I remember going literally nuts with Christmas decorations on my first visit to Sweden. Until then our trees were adorned with red and often silver baubles and a few other things, but what I saw in Sweden opened a whole world of magic that had been lost since my childhood. Little red ‘tomte’ (a mythical creature from Scandinavian folklore associated with the Christmas season), straw goats of all sizes, little bells, beautiful decorations made of wood and textiles… I really thought I’d died and gone to heaven. I had a hard time not buying everything I came across. My husband to be was quite alarmed. Lately I have developed a liking for glass baubles. So these days my Christmas trees are now a mix of cultures with my hand made-by-me-little angel on the top. It is funny how we become attached to our decorations. This little angel is my most cherished and I used a loo roll to make it!

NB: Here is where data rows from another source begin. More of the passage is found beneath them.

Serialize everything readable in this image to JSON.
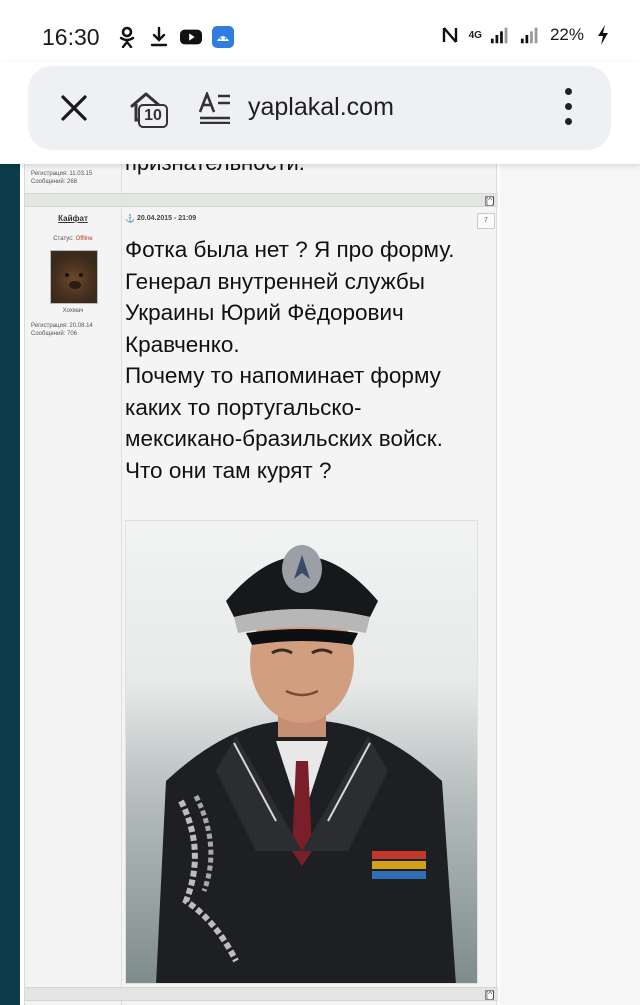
{
  "status_bar": {
    "time": "16:30",
    "battery": "22%",
    "network": "4G",
    "icons": [
      "odnoklassniki-icon",
      "download-icon",
      "youtube-icon",
      "app-icon",
      "nfc-icon",
      "signal-icon",
      "battery-charging-icon"
    ]
  },
  "browser": {
    "url": "yaplakal.com",
    "tab_count": "10"
  },
  "previous_post": {
    "text_fragment": "признательности.",
    "registration": "Регистрация: 11.03.15",
    "messages": "Сообщений: 268"
  },
  "post": {
    "author": "Кайфат",
    "status_label": "Статус: ",
    "status_value": "Offline",
    "avatar_caption": "Хохмач",
    "registration": "Регистрация: 20.08.14",
    "messages": "Сообщений: 706",
    "date": "20.04.2015 - 21:09",
    "number": "7",
    "body_lines": [
      "Фотка была нет ? Я про форму.",
      "Генерал внутренней службы",
      "Украины Юрий Фёдорович",
      "Кравченко.",
      "Почему то напоминает форму",
      "каких то португальско-",
      "мексикано-бразильских войск.",
      "Что они там курят ?"
    ]
  },
  "top_link": "[^]",
  "colors": {
    "left_bar": "#0c3c4a",
    "forum_bg": "#f3f4f3",
    "status_offline": "#c0392b",
    "anchor": "#3a7cc0"
  }
}
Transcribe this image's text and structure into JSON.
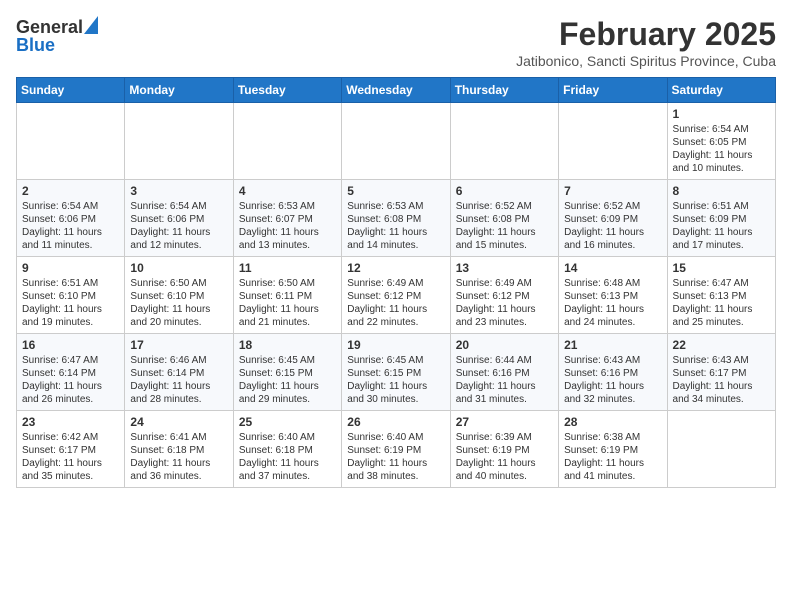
{
  "header": {
    "logo_general": "General",
    "logo_blue": "Blue",
    "month_year": "February 2025",
    "location": "Jatibonico, Sancti Spiritus Province, Cuba"
  },
  "weekdays": [
    "Sunday",
    "Monday",
    "Tuesday",
    "Wednesday",
    "Thursday",
    "Friday",
    "Saturday"
  ],
  "weeks": [
    [
      {
        "day": "",
        "info": ""
      },
      {
        "day": "",
        "info": ""
      },
      {
        "day": "",
        "info": ""
      },
      {
        "day": "",
        "info": ""
      },
      {
        "day": "",
        "info": ""
      },
      {
        "day": "",
        "info": ""
      },
      {
        "day": "1",
        "info": "Sunrise: 6:54 AM\nSunset: 6:05 PM\nDaylight: 11 hours\nand 10 minutes."
      }
    ],
    [
      {
        "day": "2",
        "info": "Sunrise: 6:54 AM\nSunset: 6:06 PM\nDaylight: 11 hours\nand 11 minutes."
      },
      {
        "day": "3",
        "info": "Sunrise: 6:54 AM\nSunset: 6:06 PM\nDaylight: 11 hours\nand 12 minutes."
      },
      {
        "day": "4",
        "info": "Sunrise: 6:53 AM\nSunset: 6:07 PM\nDaylight: 11 hours\nand 13 minutes."
      },
      {
        "day": "5",
        "info": "Sunrise: 6:53 AM\nSunset: 6:08 PM\nDaylight: 11 hours\nand 14 minutes."
      },
      {
        "day": "6",
        "info": "Sunrise: 6:52 AM\nSunset: 6:08 PM\nDaylight: 11 hours\nand 15 minutes."
      },
      {
        "day": "7",
        "info": "Sunrise: 6:52 AM\nSunset: 6:09 PM\nDaylight: 11 hours\nand 16 minutes."
      },
      {
        "day": "8",
        "info": "Sunrise: 6:51 AM\nSunset: 6:09 PM\nDaylight: 11 hours\nand 17 minutes."
      }
    ],
    [
      {
        "day": "9",
        "info": "Sunrise: 6:51 AM\nSunset: 6:10 PM\nDaylight: 11 hours\nand 19 minutes."
      },
      {
        "day": "10",
        "info": "Sunrise: 6:50 AM\nSunset: 6:10 PM\nDaylight: 11 hours\nand 20 minutes."
      },
      {
        "day": "11",
        "info": "Sunrise: 6:50 AM\nSunset: 6:11 PM\nDaylight: 11 hours\nand 21 minutes."
      },
      {
        "day": "12",
        "info": "Sunrise: 6:49 AM\nSunset: 6:12 PM\nDaylight: 11 hours\nand 22 minutes."
      },
      {
        "day": "13",
        "info": "Sunrise: 6:49 AM\nSunset: 6:12 PM\nDaylight: 11 hours\nand 23 minutes."
      },
      {
        "day": "14",
        "info": "Sunrise: 6:48 AM\nSunset: 6:13 PM\nDaylight: 11 hours\nand 24 minutes."
      },
      {
        "day": "15",
        "info": "Sunrise: 6:47 AM\nSunset: 6:13 PM\nDaylight: 11 hours\nand 25 minutes."
      }
    ],
    [
      {
        "day": "16",
        "info": "Sunrise: 6:47 AM\nSunset: 6:14 PM\nDaylight: 11 hours\nand 26 minutes."
      },
      {
        "day": "17",
        "info": "Sunrise: 6:46 AM\nSunset: 6:14 PM\nDaylight: 11 hours\nand 28 minutes."
      },
      {
        "day": "18",
        "info": "Sunrise: 6:45 AM\nSunset: 6:15 PM\nDaylight: 11 hours\nand 29 minutes."
      },
      {
        "day": "19",
        "info": "Sunrise: 6:45 AM\nSunset: 6:15 PM\nDaylight: 11 hours\nand 30 minutes."
      },
      {
        "day": "20",
        "info": "Sunrise: 6:44 AM\nSunset: 6:16 PM\nDaylight: 11 hours\nand 31 minutes."
      },
      {
        "day": "21",
        "info": "Sunrise: 6:43 AM\nSunset: 6:16 PM\nDaylight: 11 hours\nand 32 minutes."
      },
      {
        "day": "22",
        "info": "Sunrise: 6:43 AM\nSunset: 6:17 PM\nDaylight: 11 hours\nand 34 minutes."
      }
    ],
    [
      {
        "day": "23",
        "info": "Sunrise: 6:42 AM\nSunset: 6:17 PM\nDaylight: 11 hours\nand 35 minutes."
      },
      {
        "day": "24",
        "info": "Sunrise: 6:41 AM\nSunset: 6:18 PM\nDaylight: 11 hours\nand 36 minutes."
      },
      {
        "day": "25",
        "info": "Sunrise: 6:40 AM\nSunset: 6:18 PM\nDaylight: 11 hours\nand 37 minutes."
      },
      {
        "day": "26",
        "info": "Sunrise: 6:40 AM\nSunset: 6:19 PM\nDaylight: 11 hours\nand 38 minutes."
      },
      {
        "day": "27",
        "info": "Sunrise: 6:39 AM\nSunset: 6:19 PM\nDaylight: 11 hours\nand 40 minutes."
      },
      {
        "day": "28",
        "info": "Sunrise: 6:38 AM\nSunset: 6:19 PM\nDaylight: 11 hours\nand 41 minutes."
      },
      {
        "day": "",
        "info": ""
      }
    ]
  ]
}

I love Christmas carols too. They often bring me to tears, especially Little Donkey because I often used to sing it to my youngest son when he went to bed.
Nowadays I still celebrate Christmas on the 24th. We have a great Swedish ham cooked by my eldest son and wonderful Danish delicacies made by my partner who is from Denmark. He has introduced me to glögg – a bit like gluhwein, but better in my opinion – which we drink throughout December. A bit decadent I know, but I love it so any excuse is a good one. If you would like to make some of this delicious sweet spicy mulled wine, see the recipe below. The Danes have ‘risalamande’ for dessert. It is basically a rice pudding with lots of crushed almonds and whipped cream. They serve it with a warm cherry sauce. Among all these crushed almonds there is a whole one. The one who finds it while chewing, of course, gets a present.
Since my sons were very young we have invited a couple of friends who have daughters of more or less the same age. They still come and it is such a joy to be together, to eat the lovely food, to talk about the year, to laugh about silly things, to share and be merry.
Happy Christmas to you all.
Almonds and raisins are always placed in the bottom of the glass before the glögg is added. It is usually served in quite small glasses in Sweden, partly because many Swedes are often staggering from one glögg party to another! Best made a week in advance to give the flavours time to develop. Great served with gingersnap biscuits.This recipe comes from the Swedish Food website.
75 ml (5 tbsp)vodka
2 cinnamon sticks
2-3 pieces of dried ginger (see photo above)
1 tsp cardamom pods
3-4 pieces of dried Seville orange (bitter orange) peel
½ tbsp raisins (optional)
1 bottle of red wine, any will do
110 g (½ cup) caster (superfine) sugar
1 tsp vanilla sugar
2 tbsp raisins
10-20 almonds, blanched and peeled
How to prepare
Pour the vodka into a small jar. Add the cinnamon, cloves, ginger, orange peel, cardamom and raisins (optional). Cover and leave to infuse for at least a day, preferably a week.
Pour the vodka and spices into a saucepan and add the wine and sugars. Stir and heat until the sugar is dissolved and the mixture is hot but not boiling, about 80ºC (175ºF).
Leave to cool and then sieve, to remove the spices, and pour into sterilised bottles* and keep until required.
Heat gently before serving, but don’t let it boil.
Place 2 or 3 raisins and 2 or 3 almonds in the bottom of each glass and top up with glögg.